The trials of the past year made it seem for a while as though T-Vice itself might get burned. Disputes about club dates with the band Sweet Mickey set off a rivalry more intense than those that marked the days of the Martino brothers' father. Last summer Sweet Mickey's Michel Marcelly appeared on Haitian television alleging that Roberto remarked, in reference to black fans at one of his concerts, "Gen trop mouche nan lèt la" ("There's too many flies in the milk"). In the November/December 1999 issue of Kompa magazine, dedicated to the controversy, Roberto counters the accusation by saying he heard Martelly make the racist statement at a Sweet Mickey concert in 1991. Martelly, like Roberto, has very light skin.
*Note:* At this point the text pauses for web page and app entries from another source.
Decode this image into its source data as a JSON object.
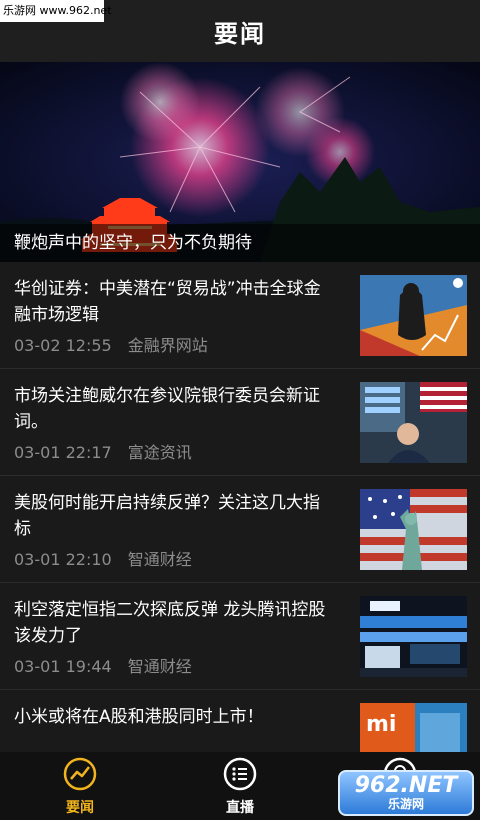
{
  "watermark": {
    "top_text": "乐游网 www.962.net",
    "bottom_logo": "962.NET",
    "bottom_sub": "乐游网"
  },
  "header": {
    "title": "要闻"
  },
  "banner": {
    "caption": "鞭炮声中的坚守，只为不负期待"
  },
  "news": [
    {
      "title": "华创证券：中美潜在“贸易战”冲击全球金融市场逻辑",
      "date": "03-02 12:55",
      "source": "金融界网站"
    },
    {
      "title": "市场关注鲍威尔在参议院银行委员会新证词。",
      "date": "03-01 22:17",
      "source": "富途资讯"
    },
    {
      "title": "美股何时能开启持续反弹？关注这几大指标",
      "date": "03-01 22:10",
      "source": "智通财经"
    },
    {
      "title": "利空落定恒指二次探底反弹 龙头腾讯控股该发力了",
      "date": "03-01 19:44",
      "source": "智通财经"
    },
    {
      "title": "小米或将在A股和港股同时上市！",
      "date": "",
      "source": ""
    }
  ],
  "tabs": [
    {
      "label": "要闻",
      "icon": "trend-icon",
      "active": true
    },
    {
      "label": "直播",
      "icon": "list-icon",
      "active": false
    },
    {
      "label": "我",
      "icon": "user-icon",
      "active": false
    }
  ],
  "colors": {
    "accent": "#f2b41e",
    "background": "#1a1a1a",
    "meta_text": "#8c8c8c"
  }
}
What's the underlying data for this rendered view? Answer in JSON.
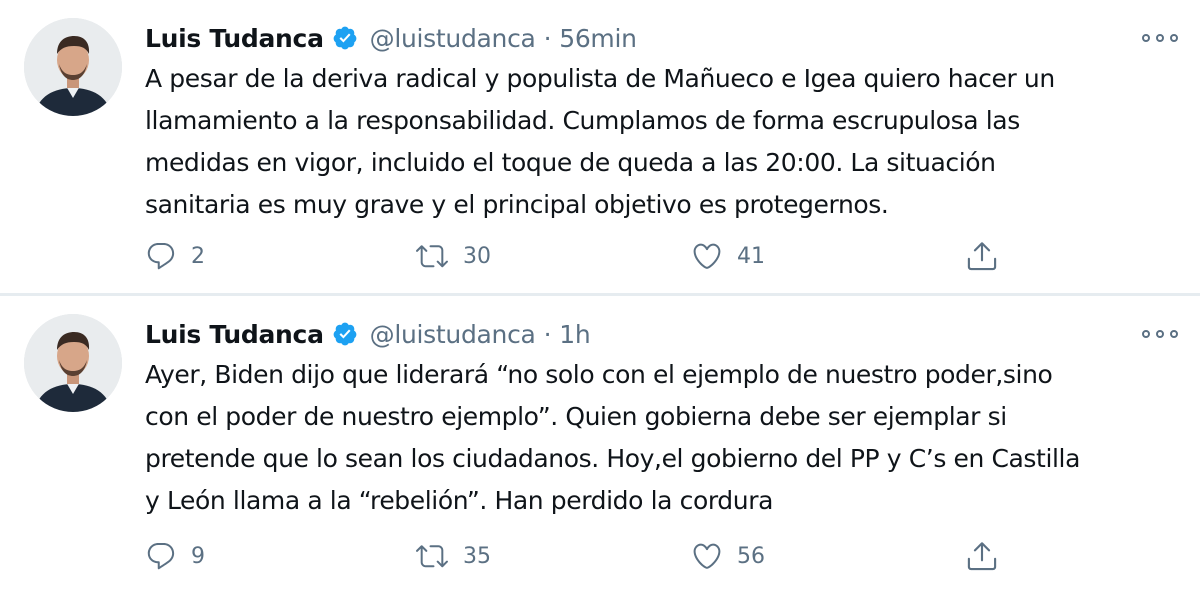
{
  "tweets": [
    {
      "author_name": "Luis Tudanca",
      "handle": "@luistudanca",
      "separator": "·",
      "time": "56min",
      "lines": [
        "A pesar de la deriva radical y populista de Mañueco e Igea quiero hacer un",
        "llamamiento a la responsabilidad. Cumplamos de forma escrupulosa las",
        "medidas en vigor, incluido el toque de queda a las 20:00. La situación",
        "sanitaria es muy grave y el principal objetivo es protegernos."
      ],
      "replies": "2",
      "retweets": "30",
      "likes": "41"
    },
    {
      "author_name": "Luis Tudanca",
      "handle": "@luistudanca",
      "separator": "·",
      "time": "1h",
      "lines": [
        "Ayer, Biden dijo que liderará “no solo con el ejemplo de nuestro poder,sino",
        "con el poder de nuestro ejemplo”. Quien gobierna debe ser ejemplar si",
        "pretende que lo sean los ciudadanos. Hoy,el gobierno del PP y C’s en Castilla",
        "y León llama a la “rebelión”. Han perdido la cordura"
      ],
      "replies": "9",
      "retweets": "35",
      "likes": "56"
    }
  ],
  "icons": {
    "verified": "verified-badge-icon",
    "more": "more-options-icon",
    "reply": "reply-icon",
    "retweet": "retweet-icon",
    "like": "heart-icon",
    "share": "share-icon"
  },
  "colors": {
    "accent": "#1da1f2",
    "secondary_text": "#5b7083",
    "primary_text": "#0f1419",
    "divider": "#e6ecf0"
  }
}
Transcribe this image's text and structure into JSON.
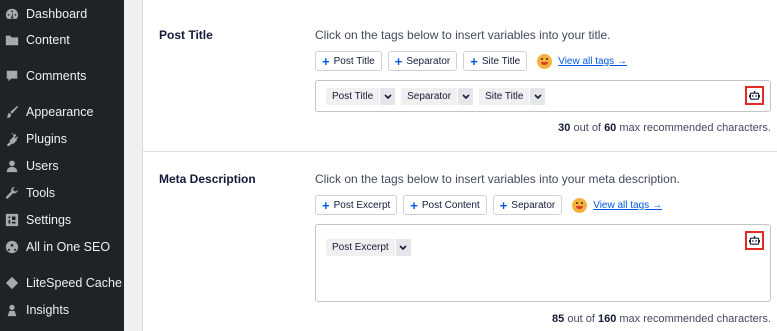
{
  "sidebar": {
    "items": [
      {
        "label": "Dashboard",
        "icon": "dashboard-icon"
      },
      {
        "label": "Content",
        "icon": "folder-icon"
      },
      {
        "label": "Comments",
        "icon": "comment-icon"
      },
      {
        "label": "Appearance",
        "icon": "brush-icon"
      },
      {
        "label": "Plugins",
        "icon": "plugin-icon"
      },
      {
        "label": "Users",
        "icon": "user-icon"
      },
      {
        "label": "Tools",
        "icon": "wrench-icon"
      },
      {
        "label": "Settings",
        "icon": "settings-icon"
      },
      {
        "label": "All in One SEO",
        "icon": "seo-icon"
      },
      {
        "label": "LiteSpeed Cache",
        "icon": "diamond-icon"
      },
      {
        "label": "Insights",
        "icon": "insights-icon"
      }
    ]
  },
  "post_title": {
    "label": "Post Title",
    "instructions": "Click on the tags below to insert variables into your title.",
    "tags": [
      "Post Title",
      "Separator",
      "Site Title"
    ],
    "view_all": "View all tags →",
    "chips": [
      "Post Title",
      "Separator",
      "Site Title"
    ],
    "count": "30",
    "max": "60",
    "out_of": "out of",
    "suffix": "max recommended characters."
  },
  "meta_description": {
    "label": "Meta Description",
    "instructions": "Click on the tags below to insert variables into your meta description.",
    "tags": [
      "Post Excerpt",
      "Post Content",
      "Separator"
    ],
    "view_all": "View all tags →",
    "chips": [
      "Post Excerpt"
    ],
    "count": "85",
    "max": "160",
    "out_of": "out of",
    "suffix": "max recommended characters."
  },
  "colors": {
    "sidebar_bg": "#1d2327",
    "accent_blue": "#005ae0",
    "highlight_red": "#e02b27"
  }
}
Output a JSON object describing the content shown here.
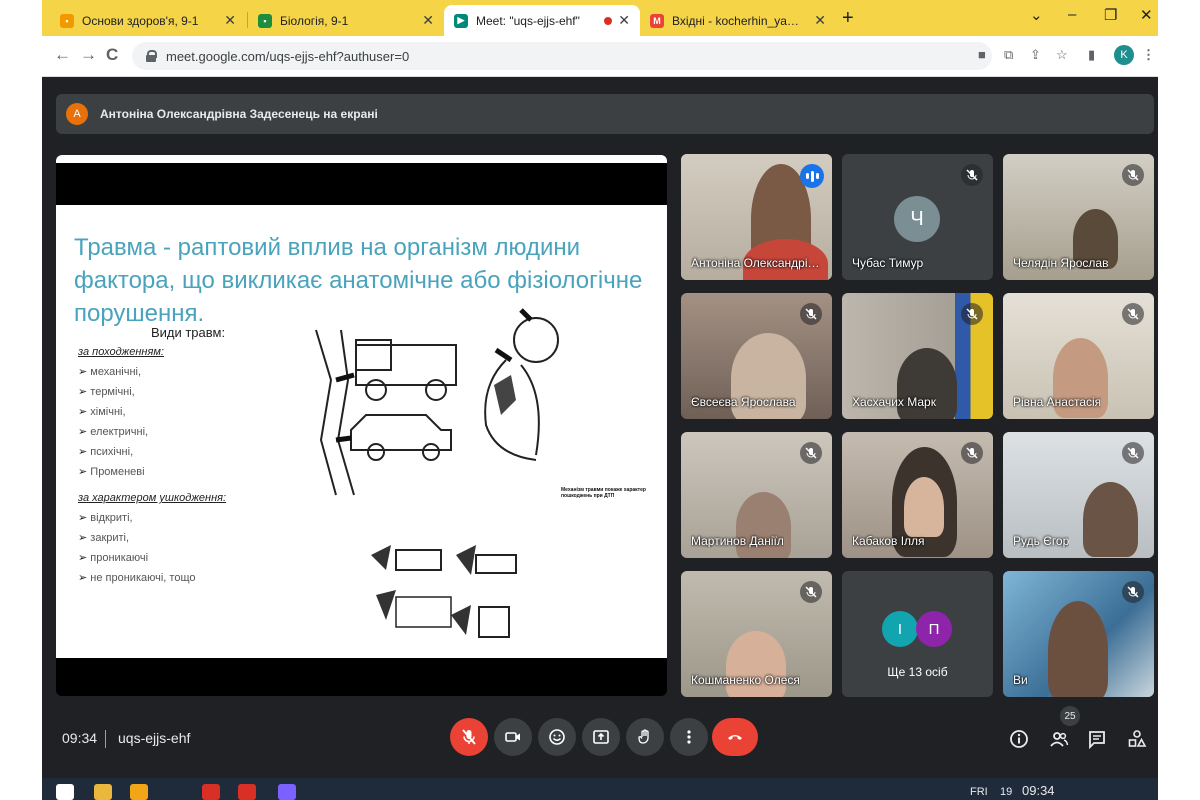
{
  "browser": {
    "tabs": [
      {
        "title": "Основи здоров'я, 9-1",
        "favicon": "classroom-icon",
        "color": "#f29900",
        "active": false
      },
      {
        "title": "Біологія, 9-1",
        "favicon": "classroom-icon",
        "color": "#1e8e3e",
        "active": false
      },
      {
        "title": "Meet: \"uqs-ejjs-ehf\"",
        "favicon": "meet-icon",
        "color": "#00897b",
        "active": true,
        "recording": true
      },
      {
        "title": "Вхідні - kocherhin_ya@fel.ukr.edu.ua",
        "favicon": "gmail-icon",
        "color": "#ea4335",
        "active": false
      }
    ],
    "new_tab": "+",
    "window_controls": {
      "minimize": "–",
      "restore": "❐",
      "close": "✕",
      "tab_search": "⌄"
    },
    "nav": {
      "back": "←",
      "forward": "→",
      "reload": "C"
    },
    "url": "meet.google.com/uqs-ejjs-ehf?authuser=0",
    "profile_initial": "K"
  },
  "meet": {
    "banner": {
      "avatar_letter": "A",
      "text": "Антоніна Олександрівна Задесенець на екрані"
    },
    "slide": {
      "title": "Травма - раптовий вплив на організм людини фактора, що викликає анатомічне або фізіологічне порушення.",
      "types_heading": "Види травм:",
      "origin_heading": "за походженням:",
      "origin_items": [
        "механічні,",
        "термічні,",
        "хімічні,",
        "електричні,",
        "психічні,",
        "Променеві"
      ],
      "character_heading": "за характером ушкодження:",
      "character_items": [
        "відкриті,",
        "закриті,",
        "проникаючі",
        "не проникаючі, тощо"
      ],
      "note": "Механізм травми покаже характер пошкоджень при ДТП"
    },
    "participants": [
      {
        "name": "Антоніна Олександрівна",
        "speaking": true,
        "bg": "#c9c2b5",
        "person": "#7a5a45"
      },
      {
        "name": "Чубас Тимур",
        "avatar_letter": "Ч",
        "muted": true
      },
      {
        "name": "Челядін Ярослав",
        "muted": true,
        "bg": "#b9b3a3",
        "person": "#5a4a3a"
      },
      {
        "name": "Євсеєва Ярослава",
        "muted": true,
        "bg": "#8e7e72",
        "person": "#c8b4a0"
      },
      {
        "name": "Хасхачих Марк",
        "muted": true,
        "bg": "#a7a198",
        "person": "#3e3a36"
      },
      {
        "name": "Рівна Анастасія",
        "muted": true,
        "bg": "#d8d2c4",
        "person": "#c49a80"
      },
      {
        "name": "Мартинов Даніїл",
        "muted": true,
        "bg": "#bfb8ae",
        "person": "#9a8070"
      },
      {
        "name": "Кабаков Ілля",
        "muted": true,
        "bg": "#b7ada2",
        "person": "#3b332c"
      },
      {
        "name": "Рудь Єгор",
        "muted": true,
        "bg": "#cfd3d6",
        "person": "#6a5446"
      },
      {
        "name": "Кошманенко Олеся",
        "muted": true,
        "bg": "#b6b0a4",
        "person": "#d7b09a"
      },
      {
        "name": "Ще 13 осіб",
        "more": true,
        "avatars": [
          {
            "letter": "І",
            "color": "#12a4af"
          },
          {
            "letter": "П",
            "color": "#8e24aa"
          }
        ]
      },
      {
        "name": "Ви",
        "muted": true,
        "bg": "#6fa3c9",
        "person": "#6b5040"
      }
    ],
    "bottom": {
      "time": "09:34",
      "meeting_code": "uqs-ejjs-ehf",
      "participants_count": "25"
    }
  },
  "taskbar": {
    "day": "FRI",
    "date": "19",
    "time": "09:34"
  }
}
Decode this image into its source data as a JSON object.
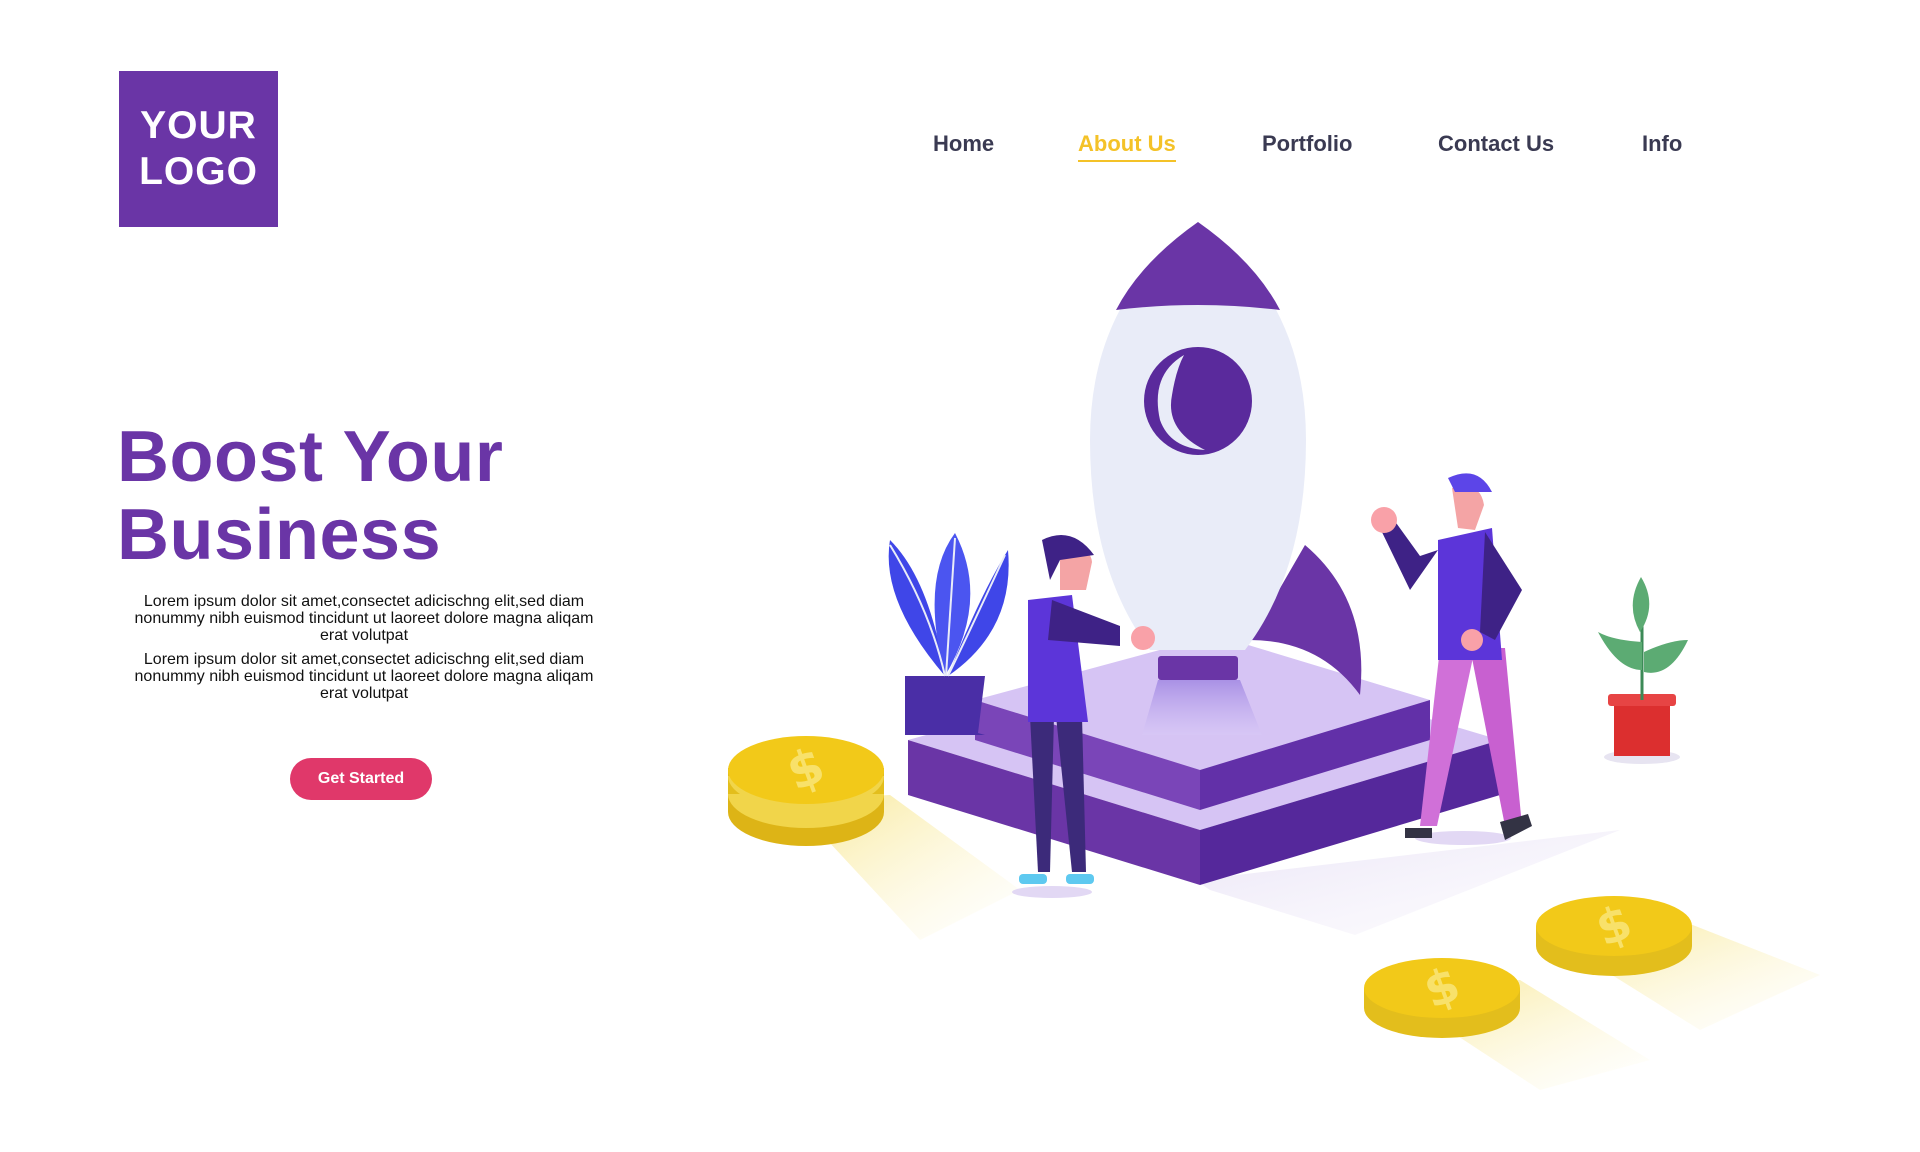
{
  "logo": {
    "line1": "YOUR",
    "line2": "LOGO"
  },
  "nav": {
    "items": [
      {
        "label": "Home"
      },
      {
        "label": "About Us"
      },
      {
        "label": "Portfolio"
      },
      {
        "label": "Contact Us"
      },
      {
        "label": "Info"
      }
    ],
    "active": "About Us"
  },
  "hero": {
    "title_line1": "Boost Your",
    "title_line2": "Business",
    "paragraph1": "Lorem ipsum dolor sit amet,consectet adicischng elit,sed diam nonummy nibh euismod tincidunt ut laoreet dolore magna aliqam erat volutpat",
    "paragraph2": "Lorem ipsum dolor sit amet,consectet adicischng elit,sed diam nonummy nibh euismod tincidunt ut laoreet dolore magna aliqam erat volutpat",
    "cta_label": "Get Started"
  },
  "coin_symbol": "$",
  "colors": {
    "primary": "#6a35a6",
    "accent": "#f4c228",
    "cta": "#e0386a",
    "nav_text": "#3a3a52"
  }
}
In the complex Haitian system for racial categorization, Roberto is considered a "bon mulat" -- a true mulatto -- a mixed-race man with light skin and the wavy hair attributed to European descent. Martelly is considered a "mulat griye," a man with light skin and the tight curls associated with African descent.
Mulats ruled Haiti for 150 years, from the end of the revolution that brought independence in 1804 until the election of Duvalier, who justified his brutal regime with a fascist mythology of blackness (noirisme). Just as recourse to race has served as a means to political power in Haiti, Roberto believes Martelly attempted to use race to shore up Sweet Mickey's commercial power. The accused musician contends that Martelly cried "racism" when he saw his band "losing the market" to T-Vice, whose record-breaking sales of 85,000 copies of the 1998 album Give Me T-Vice dwarfed the usual Haitian run of 10,000 copies. No Sweet Mickey recording has ever come close.
Whether Roberto or Martelly ever actually made any remark about "flies in the milk" matters less than the fact that in the fractious world of Haitian music, such a statement could be made. African-American music writer Greg Tate played on the U.S. version of the same racist adage in 1992 with his book on the growing power of hip-hop in the United States, Flyboy in the Buttermilk. Tate comments on the capacity of young African-American men, as part of a racial minority, to dominate popular culture with musical messages that attack the racism of the larger society in which they live. By contrast as mulat stars in Haiti, both Roberto and Martelly look like the light-skinned minority that has long dominated the nation. No matter what they might privately say or think, the color of their skin sets them apart from the majority of their fans, and sends the visual message that mulats dominate popular culture in Haiti as well.
Ironically the pallor that has been so troublesome of late for the Martino brothers in Haitian popular music might aid the band in its effort to, as Roberto says, "make compas international." T-Vice draws heavily on the African-influenced genres of hip-hop and reggae to give compas a crossover sound, borrowing choruses and riffs from hits such as TLC's "No Scrubs" and Beenie Man's "Who Am I?" The band attempts to reach Latin audiences as well, with covers of Selena's reggae-cumbia "Bidi Bidi Bum Bum" and Elvis Crespo's omnipresent merengue "Suavemente." This eclectic sampling of other popular styles smacks of the diabolical layering of musical influences written into Ricky Martin's 1999 monster hit "Livin' la Vida Loca." T-Vice's upcoming album features a compas mélange of English-language material written to appeal to an audience outside the Haitian diaspora. Channeling the power of black popular culture from across the Americas, Roberto Martino might have just the right face to effect the Ricky Martinization of Haitian music.